**Exercise**
Please repeat every record below exactly as written, but leave out the pictures.

**Data listing**
"""

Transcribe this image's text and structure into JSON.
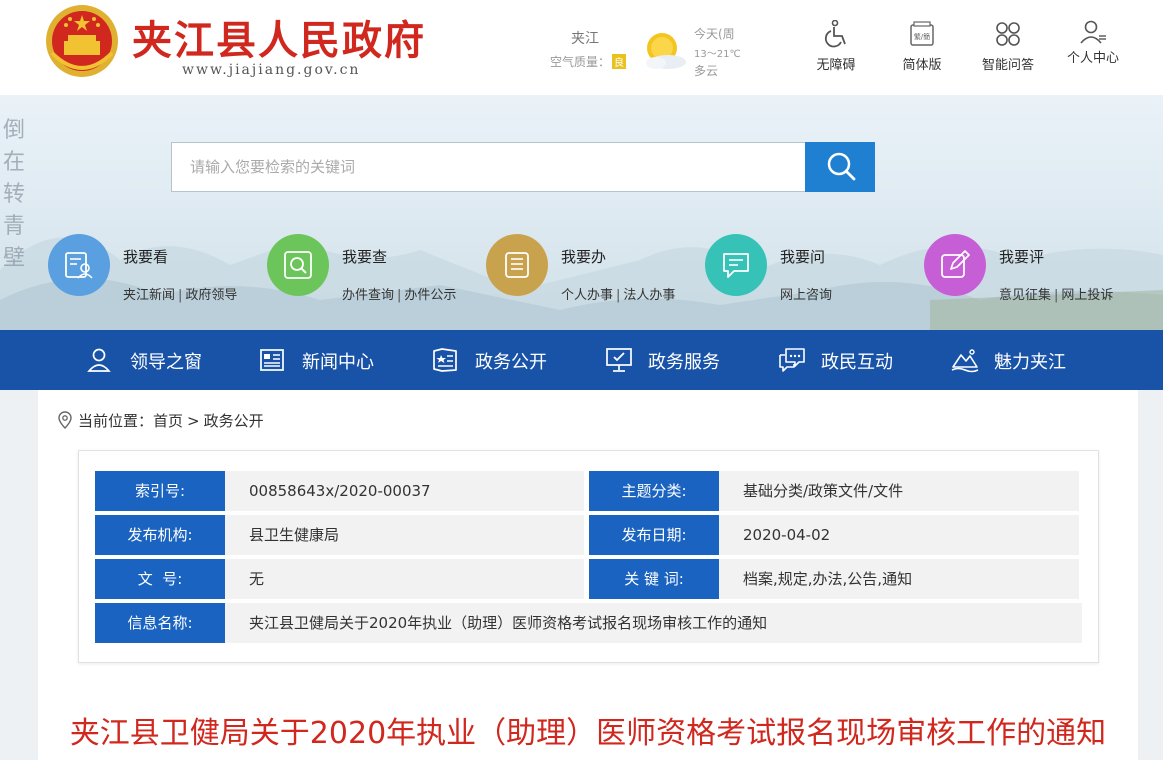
{
  "header": {
    "title": "夹江县人民政府",
    "url": "www.jiajiang.gov.cn",
    "weather": {
      "city": "夹江",
      "air_quality_label": "空气质量：",
      "air_quality_value": "良",
      "today": "今天(周",
      "temp": "13～21℃",
      "condition": "多云"
    },
    "tools": [
      {
        "label": "无障碍",
        "icon": "wheelchair-icon"
      },
      {
        "label": "简体版",
        "icon": "simplified-icon"
      },
      {
        "label": "智能问答",
        "icon": "qa-icon"
      },
      {
        "label": "个人中心",
        "icon": "user-icon"
      }
    ]
  },
  "banner": {
    "calligraphy": "倒在转青壁",
    "search_placeholder": "请输入您要检索的关键词",
    "quick": [
      {
        "title": "我要看",
        "links": [
          "夹江新闻",
          "政府领导"
        ],
        "color": "#5a9fe0",
        "icon": "view-icon"
      },
      {
        "title": "我要查",
        "links": [
          "办件查询",
          "办件公示"
        ],
        "color": "#6cc55a",
        "icon": "query-icon"
      },
      {
        "title": "我要办",
        "links": [
          "个人办事",
          "法人办事"
        ],
        "color": "#c9a24d",
        "icon": "handle-icon"
      },
      {
        "title": "我要问",
        "links": [
          "网上咨询"
        ],
        "color": "#37c2b8",
        "icon": "ask-icon"
      },
      {
        "title": "我要评",
        "links": [
          "意见征集",
          "网上投诉"
        ],
        "color": "#c65fd6",
        "icon": "comment-icon"
      }
    ]
  },
  "nav": [
    {
      "label": "领导之窗",
      "icon": "leader-icon"
    },
    {
      "label": "新闻中心",
      "icon": "news-icon"
    },
    {
      "label": "政务公开",
      "icon": "open-gov-icon"
    },
    {
      "label": "政务服务",
      "icon": "service-icon"
    },
    {
      "label": "政民互动",
      "icon": "interaction-icon"
    },
    {
      "label": "魅力夹江",
      "icon": "charm-icon"
    }
  ],
  "breadcrumb": {
    "prefix": "当前位置：",
    "items": [
      "首页",
      "政务公开"
    ],
    "sep": ">"
  },
  "meta": {
    "index_label": "索引号:",
    "index_value": "00858643x/2020-00037",
    "category_label": "主题分类:",
    "category_value": "基础分类/政策文件/文件",
    "org_label": "发布机构:",
    "org_value": "县卫生健康局",
    "date_label": "发布日期:",
    "date_value": "2020-04-02",
    "docno_label": "文  号:",
    "docno_value": "无",
    "keywords_label": "关 键 词:",
    "keywords_value": "档案,规定,办法,公告,通知",
    "name_label": "信息名称:",
    "name_value": "夹江县卫健局关于2020年执业（助理）医师资格考试报名现场审核工作的通知"
  },
  "doc_title": "夹江县卫健局关于2020年执业（助理）医师资格考试报名现场审核工作的通知",
  "colors": {
    "brand_red": "#d0281e",
    "nav_blue": "#1953a8",
    "label_blue": "#1a63c0",
    "search_blue": "#1f7fd1"
  }
}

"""

**Response box**
Transcribe this image's text and structure into JSON.
{
  "header": {
    "title": "夹江县人民政府",
    "url": "www.jiajiang.gov.cn",
    "weather": {
      "city": "夹江",
      "air_quality_label": "空气质量：",
      "air_quality_value": "良",
      "today": "今天(周",
      "temp": "13～21℃",
      "condition": "多云"
    },
    "tools": [
      {
        "label": "无障碍",
        "icon": "wheelchair-icon"
      },
      {
        "label": "简体版",
        "icon": "simplified-icon"
      },
      {
        "label": "智能问答",
        "icon": "qa-icon"
      },
      {
        "label": "个人中心",
        "icon": "user-icon"
      }
    ]
  },
  "banner": {
    "calligraphy": "倒在转青壁",
    "search_placeholder": "请输入您要检索的关键词",
    "quick": [
      {
        "title": "我要看",
        "links": [
          "夹江新闻",
          "政府领导"
        ],
        "color": "#5a9fe0",
        "icon": "view-icon"
      },
      {
        "title": "我要查",
        "links": [
          "办件查询",
          "办件公示"
        ],
        "color": "#6cc55a",
        "icon": "query-icon"
      },
      {
        "title": "我要办",
        "links": [
          "个人办事",
          "法人办事"
        ],
        "color": "#c9a24d",
        "icon": "handle-icon"
      },
      {
        "title": "我要问",
        "links": [
          "网上咨询"
        ],
        "color": "#37c2b8",
        "icon": "ask-icon"
      },
      {
        "title": "我要评",
        "links": [
          "意见征集",
          "网上投诉"
        ],
        "color": "#c65fd6",
        "icon": "comment-icon"
      }
    ]
  },
  "nav": [
    {
      "label": "领导之窗",
      "icon": "leader-icon"
    },
    {
      "label": "新闻中心",
      "icon": "news-icon"
    },
    {
      "label": "政务公开",
      "icon": "open-gov-icon"
    },
    {
      "label": "政务服务",
      "icon": "service-icon"
    },
    {
      "label": "政民互动",
      "icon": "interaction-icon"
    },
    {
      "label": "魅力夹江",
      "icon": "charm-icon"
    }
  ],
  "breadcrumb": {
    "prefix": "当前位置：",
    "items": [
      "首页",
      "政务公开"
    ],
    "sep": ">"
  },
  "meta": {
    "index_label": "索引号:",
    "index_value": "00858643x/2020-00037",
    "category_label": "主题分类:",
    "category_value": "基础分类/政策文件/文件",
    "org_label": "发布机构:",
    "org_value": "县卫生健康局",
    "date_label": "发布日期:",
    "date_value": "2020-04-02",
    "docno_label": "文  号:",
    "docno_value": "无",
    "keywords_label": "关 键 词:",
    "keywords_value": "档案,规定,办法,公告,通知",
    "name_label": "信息名称:",
    "name_value": "夹江县卫健局关于2020年执业（助理）医师资格考试报名现场审核工作的通知"
  },
  "doc_title": "夹江县卫健局关于2020年执业（助理）医师资格考试报名现场审核工作的通知",
  "colors": {
    "brand_red": "#d0281e",
    "nav_blue": "#1953a8",
    "label_blue": "#1a63c0",
    "search_blue": "#1f7fd1"
  }
}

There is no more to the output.